|Raspberry Pi 3 and filter boad (shield) from TAPR|
I still don't know much (if anything yet) about those languages but I received my Pi 3 in the mail from Amazon three days ago and a $20 WSPR shield from TAPR an hour ago and am already on the air with 100 mW on 20m WSPR and have been spotted all over the US and Canada after less than an hour's worth of transmissions in my early afternoon.
I fully expect to be heard in Europe this evening, and all with a cheap, tiny set-up that that is completely independent of my shack computer. Based on the reports the Pi appears rock stable in frequency.
My set-up procedure differed slightly from that described in the article. For those similarly interested and who may know little to nothing about these amazing devices, here is a description of how to "whisper raspberries".
|100mW out confirmed|
What you Need
You probably already have half of these items. The first three can be bundled together in your Amazon order:
Raspberry Pi 3 Model B
5V power supply
32GB SDHC memory card
Shield for WSPR from TAPR (this is both an amplifier and a low-pass filter)
USB keyboard, USB mouse, HDMI monitor
A PC with Windows to write R-Pi image to SD card
The QRP Quarterly article directs you to install the shield onto the Pi, boot it up, download the WSPR program and start transmitting. I recommend against this and suggest instead that you get the R-Pi up and running on its own first without attaching the WSPR shield yet.
You'll need to download three free programs to your PC:
Ubuntu Mate for Raspberry Pi 2 and 3
7-zip (similar to WinZip)
Rufus utility (this allows you to write an image file (Ubuntu Mate) to the SD card
Install 7-zip and Rufus onto your PC. This is also a good time to create a (free) account on GitHub. You'll need that later in order to download the WSPR program onto your Pi.
Use 7-zip to unzip Ubuntu Mate. It'll unzip to an 8GB file. Then use Rufus to install the unzipped Unbuntu file onto your SD card. Once you open Rufus to do this, make sure that your SD card is selected for "Device". This is very important since whatever is selected in this field is about to get erased and written over!
For "File System" select Large FAT32.
The following three boxes should be checked:
- Quick format
- Create a bootable disc using 'DD Image'
- Create extended label and icon files
Hit 'Start' and go have a snack.
And now to the Raspberry...
Once the image file has been written, remove the SD card from your PC and insert it into your Pi. Connect the USB mouse and keyboard to the Pi, along with an HD monitor.

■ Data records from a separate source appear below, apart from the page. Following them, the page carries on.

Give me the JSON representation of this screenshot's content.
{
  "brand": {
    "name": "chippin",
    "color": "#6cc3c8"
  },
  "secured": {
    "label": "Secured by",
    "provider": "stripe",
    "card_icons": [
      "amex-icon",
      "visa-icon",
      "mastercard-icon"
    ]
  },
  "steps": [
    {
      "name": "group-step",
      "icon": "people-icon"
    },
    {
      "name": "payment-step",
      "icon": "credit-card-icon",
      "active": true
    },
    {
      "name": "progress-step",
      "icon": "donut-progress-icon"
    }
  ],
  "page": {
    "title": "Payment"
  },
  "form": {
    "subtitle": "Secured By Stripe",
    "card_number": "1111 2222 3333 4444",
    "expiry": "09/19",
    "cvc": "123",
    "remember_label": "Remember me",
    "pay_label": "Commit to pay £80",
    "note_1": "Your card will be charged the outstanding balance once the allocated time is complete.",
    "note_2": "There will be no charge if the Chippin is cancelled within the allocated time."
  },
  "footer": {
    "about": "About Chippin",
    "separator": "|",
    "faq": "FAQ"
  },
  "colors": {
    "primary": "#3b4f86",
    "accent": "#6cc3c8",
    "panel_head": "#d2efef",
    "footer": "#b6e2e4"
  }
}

Now apply power to the Pi and it will begin booting up. At the end of the boot-up you will be presented with a Welcome screen. Click the large Raspberry Pi Information button on the Welcome screen, click the Resize button and then restart the Raspberry Pi. This ensures that all of your 32GB are available.
The next task is to set the system time and configure the Pi to communicate with your router. The Pi 3 has built-in wireless capability (and Bluetooth). Icons for time and router config are in the upper right-hand part of your monitor. Once this has been done, go to System (top left of monitor), Administration, Time and Date and then set the Configuration field to 'Keep synchronized...'
At this point, you have a fully functional Raspberry Pi with a word processor, spreadsheet, web browser and other programs built in.
Now that your Pi has online access, it's time to download the WSPR program.
To download and install it, hit CTRL-ALT-T on your keyboard to open a terminal window and then enter the following:
sudo apt-get update
sudo apt-get dist-upgrade
sudo apt-get install git
git clone https://github.com/JamesP6000/WsprryPi.git
You will have to enter your password for the Pi and your user name and password for your GitHub account.
Time to get on the air!
Shut down the Pi and remove the power connector.
Attach a 20m antenna to the TAPR WSPR shield. Labeling on the circuiboard indicates which terminal is for the ground braid and which for the center lead. I just cut an RG-58 BNC cable and attached the cut end to the board and the connector end to the feedline from my Yagi.
Now seat the TAPR shield onto the Pi and push it down firmly.
Power up the Pi, open a terminal window (CTRL-ALT-T) and type:
sudo ./wspr -r -o -s callsign gridsquare 20 20m
Use 6 digits for your gridsquare.
Enter your password if asked. WSPR transmissions will begin on the next even minute.
|Screenshot of WSPR program running in Pi terminal window|
If all is successful you should see your callsign spotted after several minutes on WSPRnet (make sure to select '20m' in the field just under the map).